|Grimm, David - UNIVERSITY OF MARYLAND|
|Goldman, Theresa - USDA, LPSI, PIL|
|Holley Shanks, Rhonda|
|Buoen, L - UNIVERSITY OF MINNESOTA|
|Mendiola, J - UNIVERSITY OF MINNESOTA|
|Louis, C - UNIVERSITY OF MINNESOTA|
Submitted to: Mammalian Genome
Publication Type: Peer Reviewed Journal
Publication Acceptance Date: June 27, 1996
Publication Date: N/A
Interpretive Summary: Our research is aimed at further defining the area of swine chromosome 6 that contains the gene responsible for Porcine Stress Syndrome (PSS). Animals with PSS exhibit inferior meat quality and will die suddenly in response to stress. The DNA in this region may also contain positive carcass trait genes yet to be identified. In order to investigate the latter possibility, individual copies of swine chromosome 6 were prepared from white blood cells and their DNA was isolated. Fluorescent techniques were used to verify that uncontaminated chromosome 6 DNA was in fact isolated. This DNA was then cloned and searched for the presence of repetitive areas in the sequence called microsatellite markers. Microsatellites are used as reference points along the chromosome to mark an area that has as of yet unidentified DNA sequence. These markers are then arranged by statistical analysis to provide a linear framework of reference points along the chromosome, called a linkage map. Once their location is established, these markers can then be used to follow that region of the chromosome throughout a pedigree and provide clues to the presence of any important genes in that area. The statistical analysis of the results of our search showed that we had isolated two new microsatellites on swine chromosome 6. The addition of more microsatellites to the swine chromosome 6 linkage map will provide the markers necessary to search the region containing the PSS gene for the presence of beneficial carcass trait genes.

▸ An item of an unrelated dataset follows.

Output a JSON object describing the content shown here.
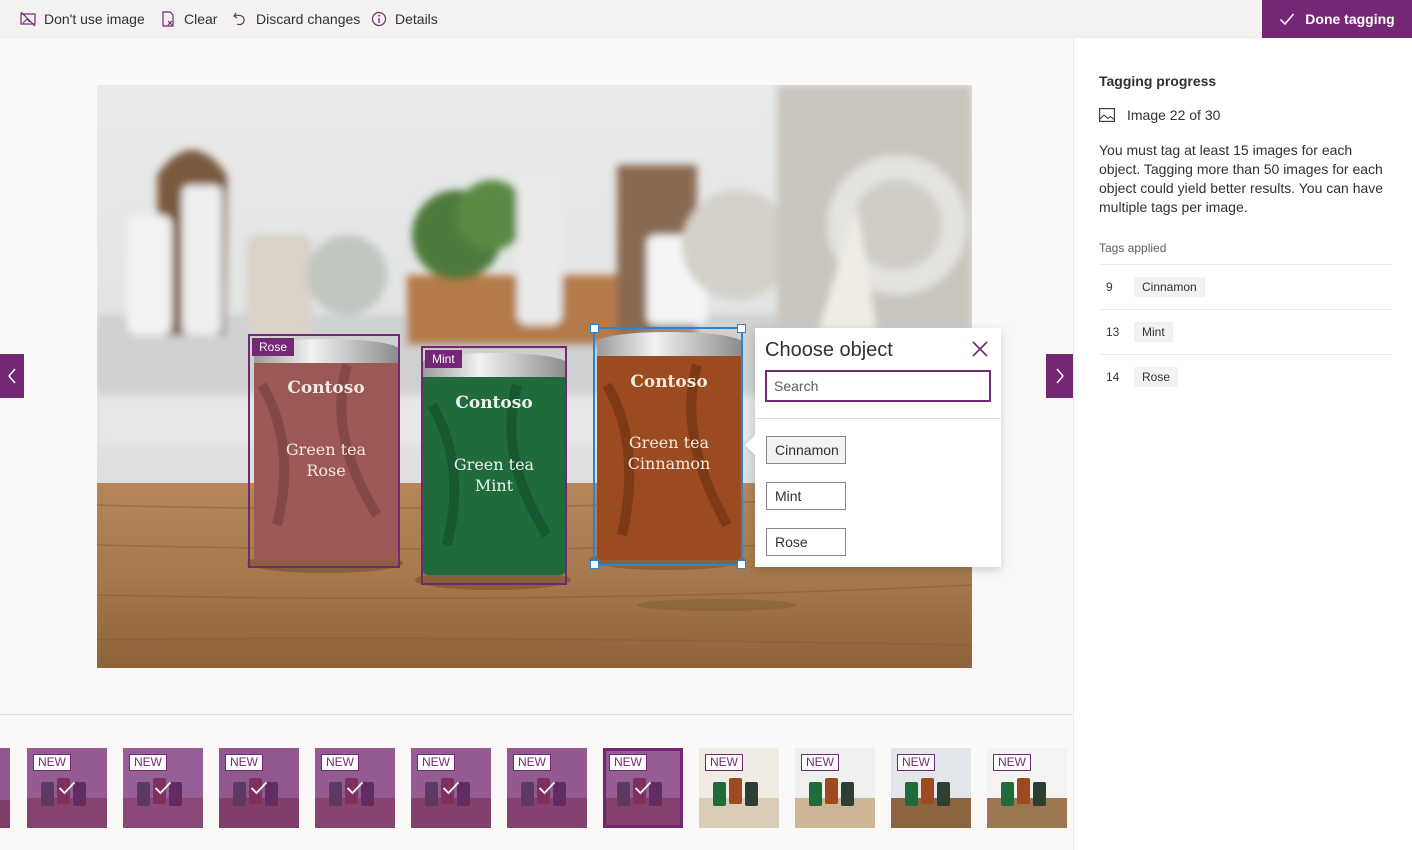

Technical Abstract: Swine chromosome 6 enriched libraries, generated with size fractionated DNA isolated from chromosomes sorted by flow cytometry, have been used to develop new chromosome 6 microsatellite markers. Chromosome isolation procedures were established to reproducibly prepare high quality chromosomes from PHA stimulated swine peripheral blood lymphocytes and to sort individual chromosomes after staining with Hoechst 33258 and chromomycin A3. Chromosome purity was verified by fluorescence in situ hybridization (FISH) using painting probes generated by DOP- PCR amplification of as few as 300 sorted chromosomes. Specific staining of swine chromosome 6 was evident from the amplified product. For library construction, DNA was extracted from flow sorted pools representing chromosome 6 and ligated into pBluescript SK 11+. The cloned DNA was PCR amplified using T7 and T3 primers, and 300-700bp DNA fragments were isolated and subcloned into either pBluescript SK 11+ or Lambda ZAP Express to produce the chromosome 6 enriched libraries. The libraries were screened with a radiolabelled poly-(dCA) DNA probe and isolated clones were sequenced to verify the presence of (CA)n repeats. Four microsatellites sequences were isolated, which proved successful with amplification by PCR (S0441, S0442, S0443, and S0444). Mapping for chromosome specificity was performed with these 4 microsatellites using swine reference populations, and linkage analysis showed that S0443 and S0444 mapped to swine chromosome 6, while S0441 and S0442 mapped to chromosomes 2 and 8, respectively.